  2. Load the custom PID list by following this tutorial: http://torqueloganalyzer.blogspot.it/2014/01/loading-custom-pids-on-torque.html
  3. In order to collect significant data, we need to cause a battery discharge. We'll use the same method used by Toyota while performing the Hybrid Check:
    1. Push the brake pedal with your left foot
    2. Switch to gear R
    3. While keeping the brake pedal pressed, push the accelerator pedal to engage the electric motor.

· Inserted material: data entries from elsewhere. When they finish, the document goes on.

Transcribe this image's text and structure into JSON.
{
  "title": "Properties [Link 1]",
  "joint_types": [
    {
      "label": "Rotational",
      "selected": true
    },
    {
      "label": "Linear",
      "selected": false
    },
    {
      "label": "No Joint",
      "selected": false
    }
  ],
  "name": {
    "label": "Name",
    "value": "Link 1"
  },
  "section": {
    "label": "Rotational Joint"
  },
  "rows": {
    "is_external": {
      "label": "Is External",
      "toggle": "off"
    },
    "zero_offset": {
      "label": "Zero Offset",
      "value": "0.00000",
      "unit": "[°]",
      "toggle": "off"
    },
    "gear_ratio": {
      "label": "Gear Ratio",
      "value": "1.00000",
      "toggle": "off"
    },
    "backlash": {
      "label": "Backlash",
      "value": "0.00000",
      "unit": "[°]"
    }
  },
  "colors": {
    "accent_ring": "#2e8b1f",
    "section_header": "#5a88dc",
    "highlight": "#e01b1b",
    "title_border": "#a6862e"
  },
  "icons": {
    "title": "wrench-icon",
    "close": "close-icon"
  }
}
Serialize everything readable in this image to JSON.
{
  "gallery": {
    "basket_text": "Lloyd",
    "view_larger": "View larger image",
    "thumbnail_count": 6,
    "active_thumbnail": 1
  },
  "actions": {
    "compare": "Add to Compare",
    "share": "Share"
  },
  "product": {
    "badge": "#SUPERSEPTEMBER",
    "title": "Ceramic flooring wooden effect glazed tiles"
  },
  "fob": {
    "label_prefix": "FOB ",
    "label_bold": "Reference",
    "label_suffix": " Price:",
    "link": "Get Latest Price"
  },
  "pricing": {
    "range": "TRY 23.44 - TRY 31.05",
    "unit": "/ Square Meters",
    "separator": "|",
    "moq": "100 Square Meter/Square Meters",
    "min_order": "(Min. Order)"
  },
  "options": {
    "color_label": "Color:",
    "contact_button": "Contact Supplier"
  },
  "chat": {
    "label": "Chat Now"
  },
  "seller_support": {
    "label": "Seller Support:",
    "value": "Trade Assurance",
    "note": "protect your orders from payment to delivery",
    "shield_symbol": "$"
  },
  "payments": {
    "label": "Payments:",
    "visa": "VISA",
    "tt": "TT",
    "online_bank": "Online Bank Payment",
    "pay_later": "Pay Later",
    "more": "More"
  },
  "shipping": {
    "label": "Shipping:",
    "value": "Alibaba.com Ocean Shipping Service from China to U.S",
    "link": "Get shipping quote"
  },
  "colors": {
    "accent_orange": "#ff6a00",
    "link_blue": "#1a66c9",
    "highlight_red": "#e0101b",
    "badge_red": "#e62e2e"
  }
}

The car won't move anyway, because of the brake pedal.
    4. If the petrol engine kicks in, decrease pressure on the accelerator, to turn it off.
    5. Keep going until battery level gauge is at 2 bars and the petrol engine starts to recharge it.
  4. Collect log using the above steps.
  5. Load log into Torque Log Analyzer, as exaplained here: http://torqueloganalyzer.blogspot.it/2014/08/tutorial.html
  6. Select HV Battery Fitness in the Analytics section and run.

A fine battery will show uniform block behavior, as seen here:

While a faulty battery will have its blocks scattered:

Saturday, August 22, 2015

Seasonal Fuel Economy Variance

Here is one year of gas consumption data from my daily commute trip.
Chart shows how winter affect consumption: fuel economy is better in warmer months; more than 1 l/100Km in my test case.
It's a 9+9Km trip to work and back: a longer trip will lead to better and more consistent fuel economy results.
Anyway, this is a real-world scenario: car was between 20.000 and 30.000 Km while these data was collected. I expect even better results when the car will have more kilometers under its wheels.
Time will tell.

Friday, August 14, 2015

Learning to Brake

Toyota Hybrids have 2 braking systems, both controlled by the brake pedal.

  1. The first is the friction braking system, as in classic cars, which slows down the car by pushing the brake pads onto the brake disks of the wheels.
  2. The second is the regenerative braking system, which uses the electric motor to slow down the car while charging the battery with the kinetic energy recovered.

The second one is the one you should use as much as possible to optimize your fuel consumption.
Given that both systems are controlled by the same pedal, it’s important to understand how to use it correctly.
As a general rule, slower, gentle pressing of the brake pedal will trigger regenerative braking, while sudden and stronger pressing will force the friction system to kick in.

Being primarly a foot sensitivity issue, some kind of feedback will help you to better judge your braking performance: this can be accomplished by using Torque on your phone.

You’ll need the Torque Pro Android app; the free version doesn’t allow customizations.

Import the custom PID csv file as explained here.
Go in the “Real Time Information” screen

Select “Add display” from the menu

Select the “Graph” display

Select “Wheel Cylinder Pressure Sensor”

Select a size according to your phone screen size
Long tap the newly added chart
Select “Display configuration”

The default scale won’t allow you to clearly read transitions, so set maximum value to 0.8 and minimum value to 0.1

Turn on your car and pair the bluetooth adapter.
Test it by pressing the brake pedal with the car parked.
You should see a spike in the chart.
The chart displays the last 9 seconds, so you can actually focus on driving and check the screen later, when safety conditions are met.
A good, fully regenerative braking will show a flat line

Please keep in mind that under 12 km/h, friction braking will always kick in, no matter how light you push the pedal.

Thursday, August 13, 2015

Estimated Resistance

Block resistance values reported by OBD are suspected to be inconclusive, or at least they show a strange behavior:

User Lesolee from the Toyota Owners Club forum, suggested to apply Ohm's law to calculate resistance of each block based on measured voltage and current.
So, for each measure of every block, current and previous voltage values are used to calculate a delta V, which is divide by delta I, obtained from current and previous battery current value.